Exercise
Every entry is to be returned unchanged, and no picture is to be included.

....

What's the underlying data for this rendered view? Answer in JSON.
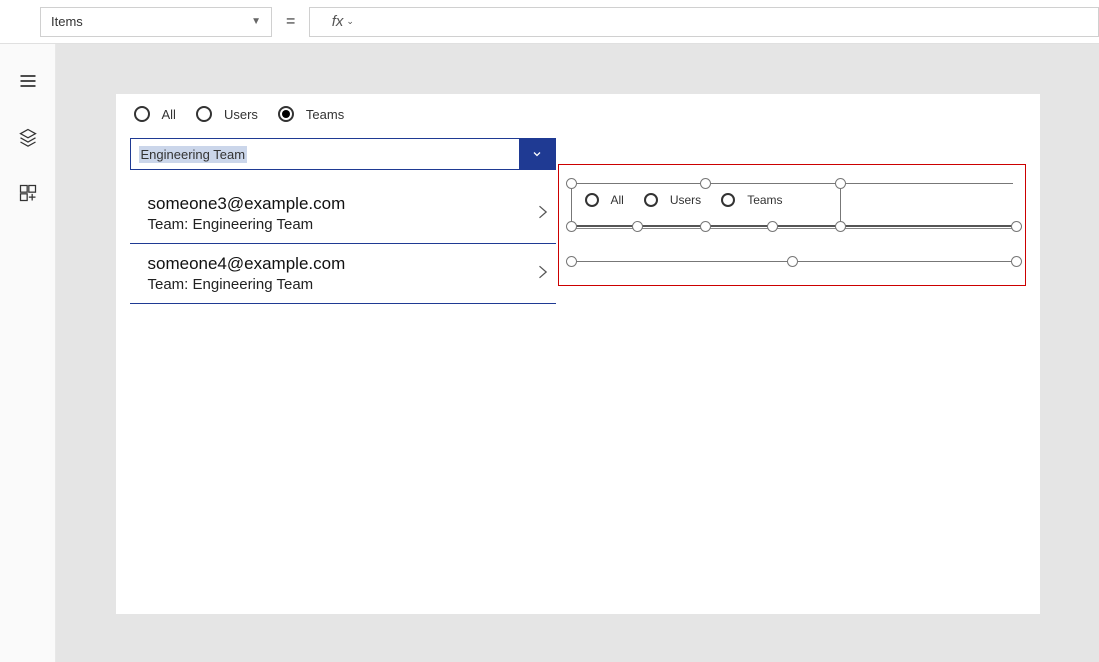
{
  "formula_bar": {
    "property": "Items",
    "equals": "=",
    "fx_label": "fx"
  },
  "canvas": {
    "radios": {
      "opt1": "All",
      "opt2": "Users",
      "opt3": "Teams"
    },
    "dropdown": {
      "value": "Engineering Team"
    },
    "list": [
      {
        "title": "someone3@example.com",
        "sub": "Team: Engineering Team"
      },
      {
        "title": "someone4@example.com",
        "sub": "Team: Engineering Team"
      }
    ],
    "selected_control": {
      "radios": {
        "opt1": "All",
        "opt2": "Users",
        "opt3": "Teams"
      }
    }
  }
}
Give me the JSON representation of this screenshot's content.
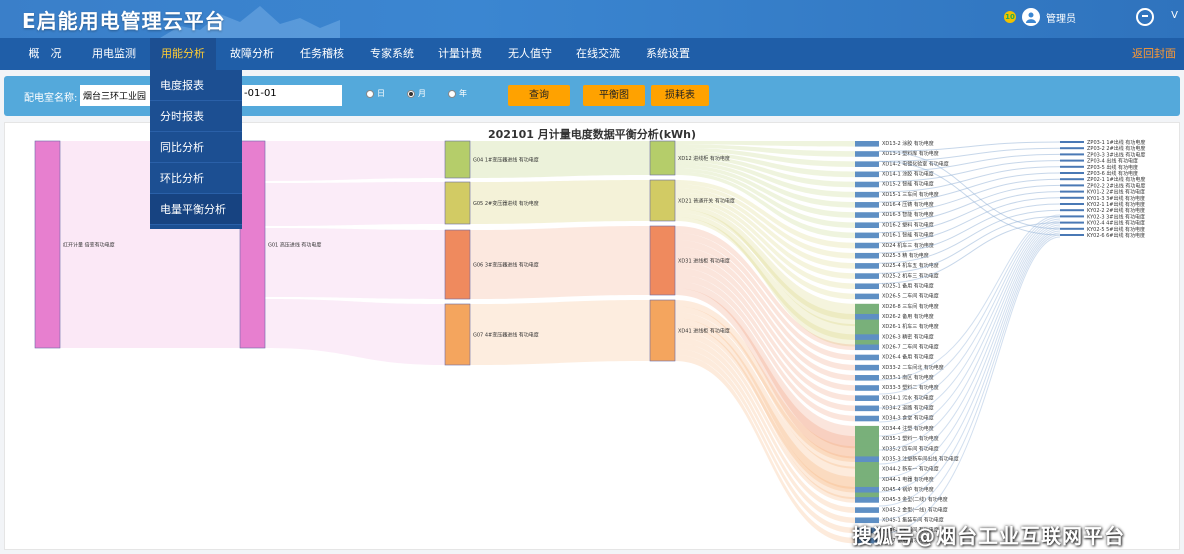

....

Output of the task
What's the underlying data for this rendered view? Answer in JSON.
{
  "formula_bar": {
    "property": "Items",
    "equals": "=",
    "fx_label": "fx"
  },
  "canvas": {
    "radios": {
      "opt1": "All",
      "opt2": "Users",
      "opt3": "Teams"
    },
    "dropdown": {
      "value": "Engineering Team"
    },
    "list": [
      {
        "title": "someone3@example.com",
        "sub": "Team: Engineering Team"
      },
      {
        "title": "someone4@example.com",
        "sub": "Team: Engineering Team"
      }
    ],
    "selected_control": {
      "radios": {
        "opt1": "All",
        "opt2": "Users",
        "opt3": "Teams"
      }
    }
  }
}
Give me the JSON representation of this screenshot's content.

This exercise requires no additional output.